So, in case you hadn't heard, since no one hunted down and shot the execs when they started airing pro-wrestling dramas on Sci-Fi they've been emboldened to decide the network needs a name change so they can have something trademarkable.
So, I own a scooter now, and since the weather is turning nice again, I'm looking into what can be done about little things like it's depressingly inaccurate speedometer and it's complete lack of front mounted laser weaponry (economy's fading fast and lasers don't need to reload).
While considering that perhaps I could use an Arduino to control an LED array and get an accurate speedometer read (and maybe control laser intensity) I stumbled across this video.
I wouldn't want to be the guy having to solder all those connections, but it might be worth it.
So, there's text on an alternate tab for this story, but it doesn't really put the "flavor" into things like hearing this woman breathe fire and brimstone about the hideous pillaging that financial executives have been engaging in. Literally skimming the bailout money while people are still being foreclosed on with no change in policies...
Wow. If you ever needed a reason to be mad enough to take up shoving rags into bottles of flammable liquids...
I just can't think of anything nice to say about the level of misinformation in this article, so I'm having to settle for saying things that aren't entirely hostile instead.
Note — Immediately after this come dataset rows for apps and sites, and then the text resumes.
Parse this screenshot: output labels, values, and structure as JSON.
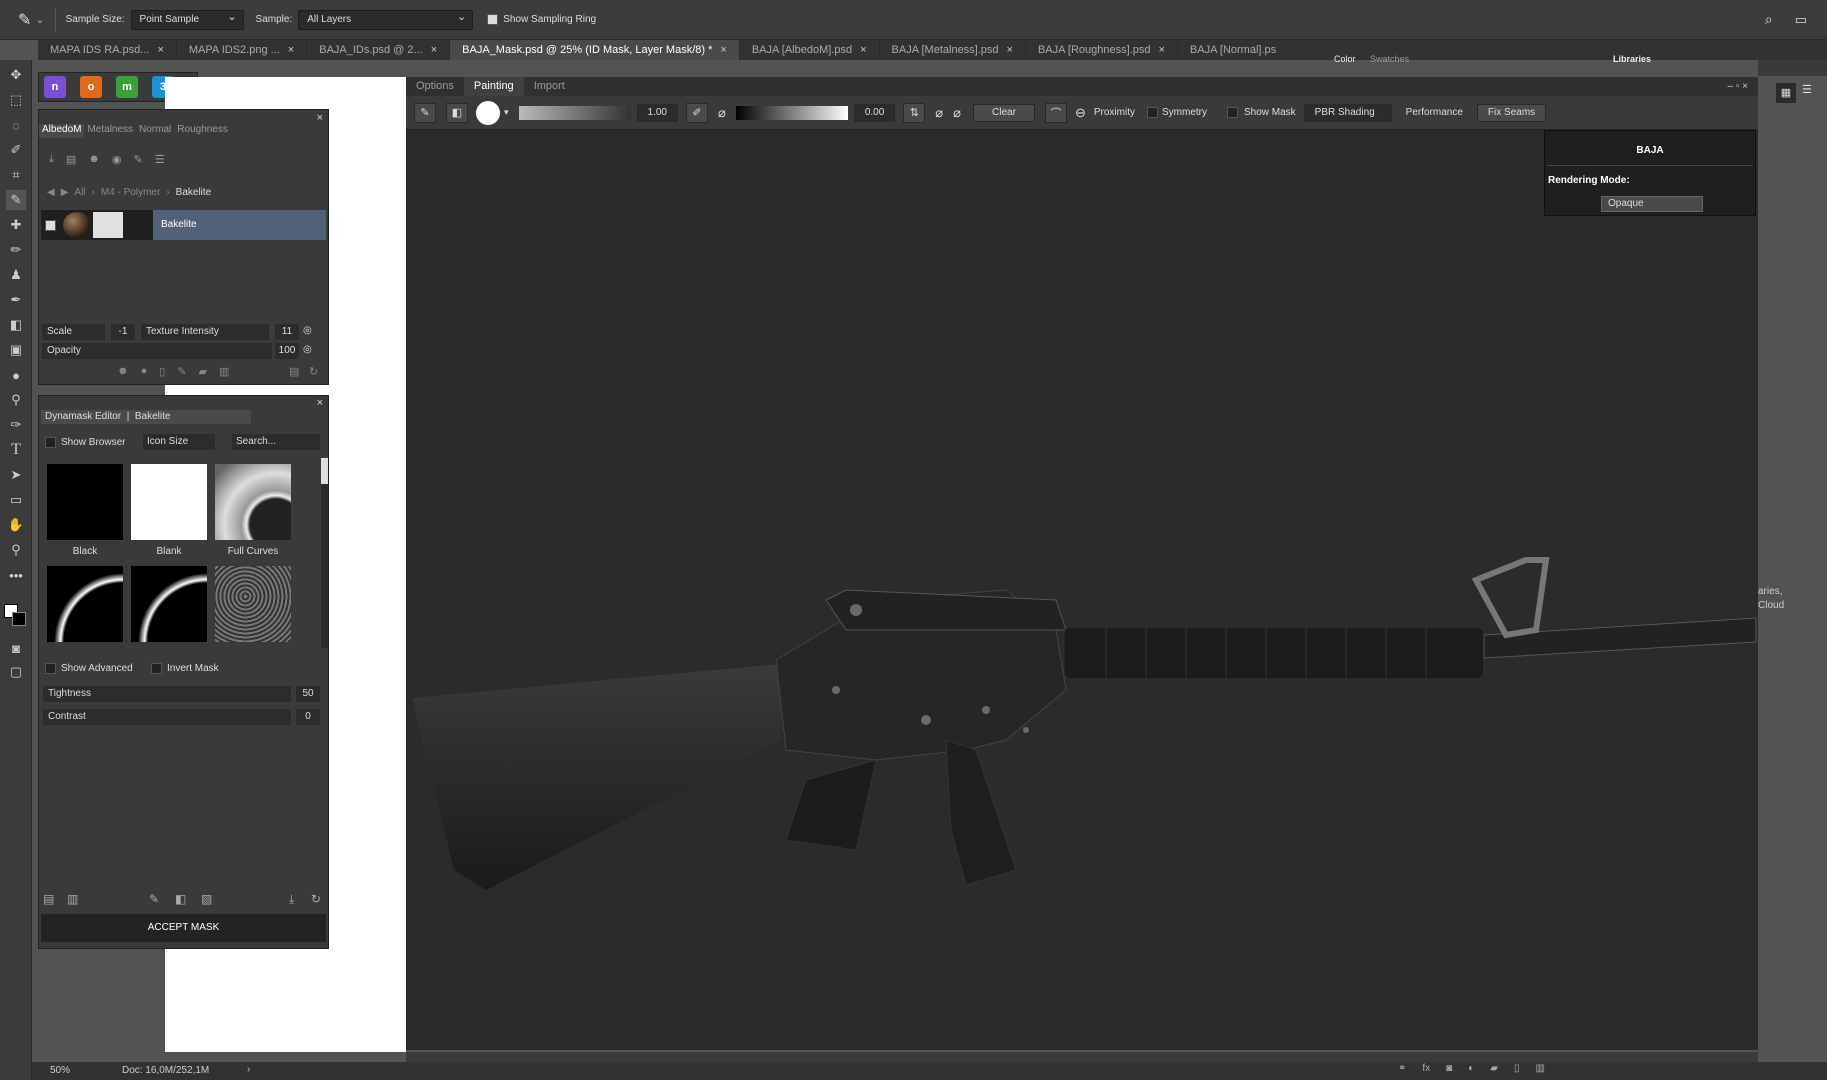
{
  "optbar": {
    "sample_size_label": "Sample Size:",
    "sample_size_value": "Point Sample",
    "sample_label": "Sample:",
    "sample_value": "All Layers",
    "show_sampling_ring": "Show Sampling Ring"
  },
  "tabs": [
    "MAPA IDS RA.psd...",
    "MAPA IDS2.png ...",
    "BAJA_IDs.psd @ 2...",
    "BAJA_Mask.psd @ 25% (ID Mask, Layer Mask/8) *",
    "BAJA [AlbedoM].psd",
    "BAJA [Metalness].psd",
    "BAJA [Roughness].psd",
    "BAJA [Normal].ps"
  ],
  "active_tab": 3,
  "right_tabs": {
    "color": "Color",
    "swatches": "Swatches",
    "libraries": "Libraries"
  },
  "plugins": [
    "n",
    "o",
    "m",
    "3"
  ],
  "material_panel": {
    "tabs": [
      "AlbedoM",
      "Metalness",
      "Normal",
      "Roughness"
    ],
    "breadcrumb": [
      "All",
      "M4 - Polymer",
      "Bakelite"
    ],
    "material_name": "Bakelite",
    "scale_label": "Scale",
    "scale_value": "-1",
    "texture_intensity_label": "Texture Intensity",
    "texture_intensity_value": "11",
    "opacity_label": "Opacity",
    "opacity_value": "100"
  },
  "dyna_panel": {
    "title": "Dynamask Editor  |  Bakelite",
    "show_browser": "Show Browser",
    "icon_size": "Icon Size",
    "search_placeholder": "Search...",
    "thumbs": [
      "Black",
      "Blank",
      "Full Curves"
    ],
    "show_advanced": "Show Advanced",
    "invert_mask": "Invert Mask",
    "tightness_label": "Tightness",
    "tightness_value": "50",
    "contrast_label": "Contrast",
    "contrast_value": "0",
    "accept": "ACCEPT MASK"
  },
  "painter": {
    "tabs": [
      "Options",
      "Painting",
      "Import"
    ],
    "active": 1,
    "brush_size": "1.00",
    "value2": "0.00",
    "clear": "Clear",
    "proximity": "Proximity",
    "symmetry": "Symmetry",
    "show_mask": "Show Mask",
    "shading": "PBR Shading",
    "performance": "Performance",
    "fix_seams": "Fix Seams"
  },
  "baja": {
    "title": "BAJA",
    "rendering_mode_label": "Rendering Mode:",
    "rendering_mode": "Opaque"
  },
  "side_text": [
    "aries,",
    "Cloud"
  ],
  "status": {
    "zoom": "50%",
    "doc": "Doc: 16,0M/252,1M"
  }
}
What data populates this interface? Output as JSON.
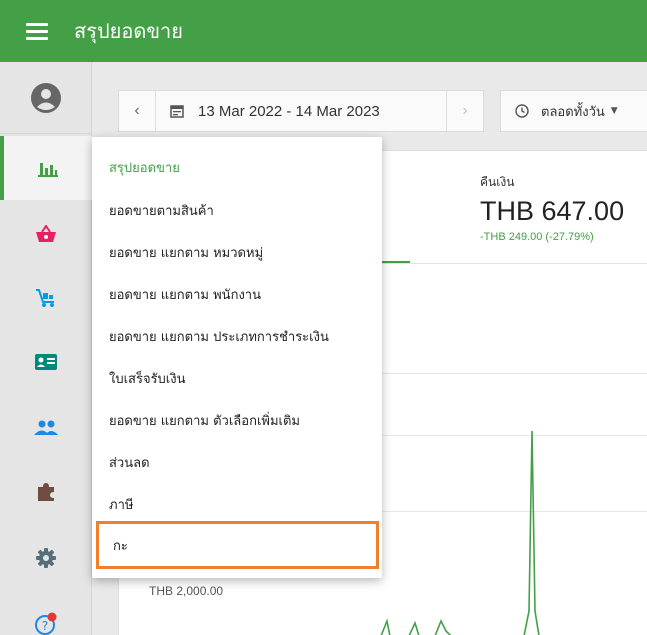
{
  "app": {
    "title": "สรุปยอดขาย"
  },
  "colors": {
    "primary": "#43a047",
    "highlight": "#f08030",
    "badge": "#e53935"
  },
  "sidebar": {
    "items": [
      {
        "name": "profile-icon",
        "active": false
      },
      {
        "name": "bar-chart-icon",
        "active": true
      },
      {
        "name": "basket-icon",
        "active": false
      },
      {
        "name": "cart-icon",
        "active": false
      },
      {
        "name": "id-card-icon",
        "active": false
      },
      {
        "name": "people-icon",
        "active": false
      },
      {
        "name": "puzzle-icon",
        "active": false
      },
      {
        "name": "gear-icon",
        "active": false
      },
      {
        "name": "help-icon",
        "active": false
      }
    ]
  },
  "toolbar": {
    "date_range": "13 Mar 2022 - 14 Mar 2023",
    "time_filter": "ตลอดทั้งวัน"
  },
  "metric": {
    "label": "คืนเงิน",
    "value": "THB 647.00",
    "delta": "-THB 249.00 (-27.79%)"
  },
  "chart": {
    "y_label": "THB 2,000.00"
  },
  "menu": {
    "items": [
      "สรุปยอดขาย",
      "ยอดขายตามสินค้า",
      "ยอดขาย แยกตาม หมวดหมู่",
      "ยอดขาย แยกตาม พนักงาน",
      "ยอดขาย แยกตาม ประเภทการชำระเงิน",
      "ใบเสร็จรับเงิน",
      "ยอดขาย แยกตาม ตัวเลือกเพิ่มเติม",
      "ส่วนลด",
      "ภาษี",
      "กะ"
    ]
  }
}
To somewhat oversimplify, Richard Bennett has published an article to The Register making the claim that a recent behavioral change for uTorrent (a popular BitTorrent client) will result in the entire Internet's bandwidth being reduced by three-quarters.
We'll start with the out-and-out lie that heads up the article:
The leading BitTorrent software authors have declared war on you - and any users wanting to wring high performance out of their networks.
He then explains that this is because the authors of uTorrent have decided to make a change to the client so that it will default to UDP instead of TCP for data transfers. He goes on to compound this erroneous deduction with some, well, insanity.
By most estimates, P2P accounts for close to half of internet traffic today. When this traffic is immune to congestion control, the remaining half will stumble along at roughly a quarter of the bandwidth it has available today: half the raw bandwidth, used with half efficiency, by 95% of internet users. Oops.
There are some fundamental flaws in the argument he's trying to make here, one of the most glaring ones being that UDP is "immune to congestion control" (which he makes by proxy by quoting someone else, for those crying "but he's not the one that said it!"). This is simply untrue. UDP is no more immune to congestion control than TCP or ICMP. That is, it's not immune to actual congestion control... If your idea of "congestion control" is to spoof a disconnection request for a substantial number of the active connections going over a network segment (which in the 90's was called a "denial of service attack") then UDP would indeed be immune to this because UDP doesn't have a built-in "session" concept that can be so easily broken by an attacker, but that's not congestion control--at best that's connection harassment. (We won't go into detail right now about how badly Sandvine malfunctioned in addition to being the wrong solution.)
UDP was intended for real-time data transfers such as VoIP that typically move small amounts of data with a low tolerance for delay. [...] Bulk data transfers are supposed to use TCP, in large part because it shoulders the burden of congestion control for the internet’s end-to-end layer.
This is a more subtle derangement of the truth, but is no less untrue than the other premise Bennett makes. UDP was designed without handshaking protocols or methods of guaranteeing packet delivery so that it could facilitate very short transactions where handshaking or packet reassembly could introduce unuseful delays. There's no reason it can't be used for bulk transfers--it... [ Read More (0.4k in body) ]
Linksys DOS vulnerability still exists after two years
Topic: Computer Networking
6:25 pm EST, Nov 6, 2008
It's amazing how damn lazy vendors can actually be sometimes.
Two years ago in the midst of some other things, it was discovered that quite a few home network routers (Linksys included) would fail when presented with a DCC request involving bogus port numbers, which would result in an immediate disconnection of the session in use by a user's IRC client.
Relatively simple to fix, or so you'd think.
Today I've learned that even the latest firmware for the WRT54G2 is still vulnerable despite it being impossible to miss that this issue has been around for over two years now.
This despite the fact that the firmware is 1.0.01, build three, and was released on Apr 29, 2008.
The low hanging fruit, i.e. idiots whose parents paid for prep school, Yale, and then the Harvard MBA, was there for the taking. These people who were (often) truly not worthy of the education they received (or supposedly received) rose to the top of companies such as AIG, Bear Stearns and Lehman Brothers and all levels of our government. All of this behavior supporting the Aristocracy, only ended up making it easier for me to find people stupid enough to take the other side of my trades. God bless America.